Africa has been training pilots and other aviation professionals for decades, but never in large enough numbers to meet stringent international certification requirements for its own burgeoning aviation industry.
Few organizations are presently authorized to train and issue an African ATP certificate and the Kenya Civil Aviation Authority doesn’t have enough inspectors trained to ICAO standards. To fill the void between supply and demand for qualified personnel, Kenya Airways plans to hire at least 40 expatriate captains while the airline’s Africa-trained first officer population matures.
ICAO Secretary General Raymond Benjamin was in Nairobi last week to help organize the new African Aviation Training Organization (AATO), a cooperative effort between government and business to build a workforce more easily capable of moving around the continent to address shortages.

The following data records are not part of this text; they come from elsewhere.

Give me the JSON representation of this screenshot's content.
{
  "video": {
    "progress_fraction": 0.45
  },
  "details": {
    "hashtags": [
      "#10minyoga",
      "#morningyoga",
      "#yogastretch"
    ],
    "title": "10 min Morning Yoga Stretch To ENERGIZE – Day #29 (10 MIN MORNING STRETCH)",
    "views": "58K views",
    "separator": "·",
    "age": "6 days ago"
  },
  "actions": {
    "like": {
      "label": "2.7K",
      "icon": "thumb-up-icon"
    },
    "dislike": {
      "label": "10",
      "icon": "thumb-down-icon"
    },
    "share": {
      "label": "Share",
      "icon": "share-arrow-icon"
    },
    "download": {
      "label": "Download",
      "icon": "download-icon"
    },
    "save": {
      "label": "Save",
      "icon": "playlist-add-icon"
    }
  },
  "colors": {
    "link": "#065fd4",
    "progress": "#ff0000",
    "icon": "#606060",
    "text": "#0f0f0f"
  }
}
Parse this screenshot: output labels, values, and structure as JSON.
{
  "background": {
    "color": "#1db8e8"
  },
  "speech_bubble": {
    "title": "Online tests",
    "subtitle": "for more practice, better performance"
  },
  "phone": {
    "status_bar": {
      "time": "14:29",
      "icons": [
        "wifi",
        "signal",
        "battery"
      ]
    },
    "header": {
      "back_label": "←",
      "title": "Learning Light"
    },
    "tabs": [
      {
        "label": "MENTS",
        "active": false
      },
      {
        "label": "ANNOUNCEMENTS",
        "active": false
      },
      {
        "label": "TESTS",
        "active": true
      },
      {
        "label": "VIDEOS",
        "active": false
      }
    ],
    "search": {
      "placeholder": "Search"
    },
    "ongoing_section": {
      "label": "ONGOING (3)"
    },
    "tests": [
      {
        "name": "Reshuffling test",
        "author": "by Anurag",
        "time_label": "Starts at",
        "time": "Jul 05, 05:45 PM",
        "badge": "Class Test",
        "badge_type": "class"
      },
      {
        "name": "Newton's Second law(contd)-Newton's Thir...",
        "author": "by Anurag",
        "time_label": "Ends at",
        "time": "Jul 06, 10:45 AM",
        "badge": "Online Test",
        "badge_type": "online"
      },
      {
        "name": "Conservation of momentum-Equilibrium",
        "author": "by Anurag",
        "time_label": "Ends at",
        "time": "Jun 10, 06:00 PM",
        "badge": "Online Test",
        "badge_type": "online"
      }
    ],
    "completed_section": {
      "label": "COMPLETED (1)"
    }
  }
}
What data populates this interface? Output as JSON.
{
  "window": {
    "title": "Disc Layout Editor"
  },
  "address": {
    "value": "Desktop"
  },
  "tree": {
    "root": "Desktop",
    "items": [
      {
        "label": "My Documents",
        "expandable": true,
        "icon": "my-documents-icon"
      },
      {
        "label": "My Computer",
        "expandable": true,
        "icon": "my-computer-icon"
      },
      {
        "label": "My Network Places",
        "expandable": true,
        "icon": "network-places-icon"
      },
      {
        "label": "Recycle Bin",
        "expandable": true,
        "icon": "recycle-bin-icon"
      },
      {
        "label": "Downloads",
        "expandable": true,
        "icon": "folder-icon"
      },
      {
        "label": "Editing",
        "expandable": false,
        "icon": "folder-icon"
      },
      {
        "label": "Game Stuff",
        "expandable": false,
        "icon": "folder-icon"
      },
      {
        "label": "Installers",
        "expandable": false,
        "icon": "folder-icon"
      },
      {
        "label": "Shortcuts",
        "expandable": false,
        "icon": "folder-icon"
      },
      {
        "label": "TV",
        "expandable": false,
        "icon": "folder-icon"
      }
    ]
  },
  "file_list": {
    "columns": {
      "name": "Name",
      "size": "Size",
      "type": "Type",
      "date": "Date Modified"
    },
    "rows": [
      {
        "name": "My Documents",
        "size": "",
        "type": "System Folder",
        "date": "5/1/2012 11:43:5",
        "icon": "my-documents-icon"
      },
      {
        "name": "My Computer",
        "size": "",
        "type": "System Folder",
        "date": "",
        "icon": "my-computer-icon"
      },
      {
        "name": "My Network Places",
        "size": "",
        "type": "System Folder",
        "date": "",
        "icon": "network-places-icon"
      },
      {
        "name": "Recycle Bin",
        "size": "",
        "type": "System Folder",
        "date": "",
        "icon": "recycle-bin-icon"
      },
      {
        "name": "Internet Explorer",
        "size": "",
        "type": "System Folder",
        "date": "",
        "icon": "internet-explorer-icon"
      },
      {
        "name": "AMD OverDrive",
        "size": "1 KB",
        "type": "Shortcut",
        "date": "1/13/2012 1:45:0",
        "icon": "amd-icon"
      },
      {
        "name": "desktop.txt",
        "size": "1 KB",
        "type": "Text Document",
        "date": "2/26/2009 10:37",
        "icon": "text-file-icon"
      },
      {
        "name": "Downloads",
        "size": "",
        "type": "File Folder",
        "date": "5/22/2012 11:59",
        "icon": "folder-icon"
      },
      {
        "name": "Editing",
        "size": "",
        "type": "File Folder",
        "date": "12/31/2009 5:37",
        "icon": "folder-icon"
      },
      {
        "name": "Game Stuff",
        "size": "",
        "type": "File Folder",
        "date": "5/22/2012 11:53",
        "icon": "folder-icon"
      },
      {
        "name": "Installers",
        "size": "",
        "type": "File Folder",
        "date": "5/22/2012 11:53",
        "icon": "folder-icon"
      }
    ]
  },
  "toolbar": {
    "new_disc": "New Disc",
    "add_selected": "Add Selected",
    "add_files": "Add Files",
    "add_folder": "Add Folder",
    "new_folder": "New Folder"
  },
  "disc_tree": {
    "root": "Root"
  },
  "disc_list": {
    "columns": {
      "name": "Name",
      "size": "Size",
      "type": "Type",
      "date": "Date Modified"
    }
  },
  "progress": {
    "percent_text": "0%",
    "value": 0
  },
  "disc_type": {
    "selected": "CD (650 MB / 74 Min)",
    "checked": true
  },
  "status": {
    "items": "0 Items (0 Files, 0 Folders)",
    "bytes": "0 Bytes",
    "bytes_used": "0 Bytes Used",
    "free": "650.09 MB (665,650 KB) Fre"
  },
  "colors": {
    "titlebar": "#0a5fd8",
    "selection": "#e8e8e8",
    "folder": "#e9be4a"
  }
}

AATO plans to develop a number of regional aviation training centers to keep the industry supplied with ICAO-qualified personnel.
The group also hopes that investing in more African-operated training facilities will spur more foreign investment in the region.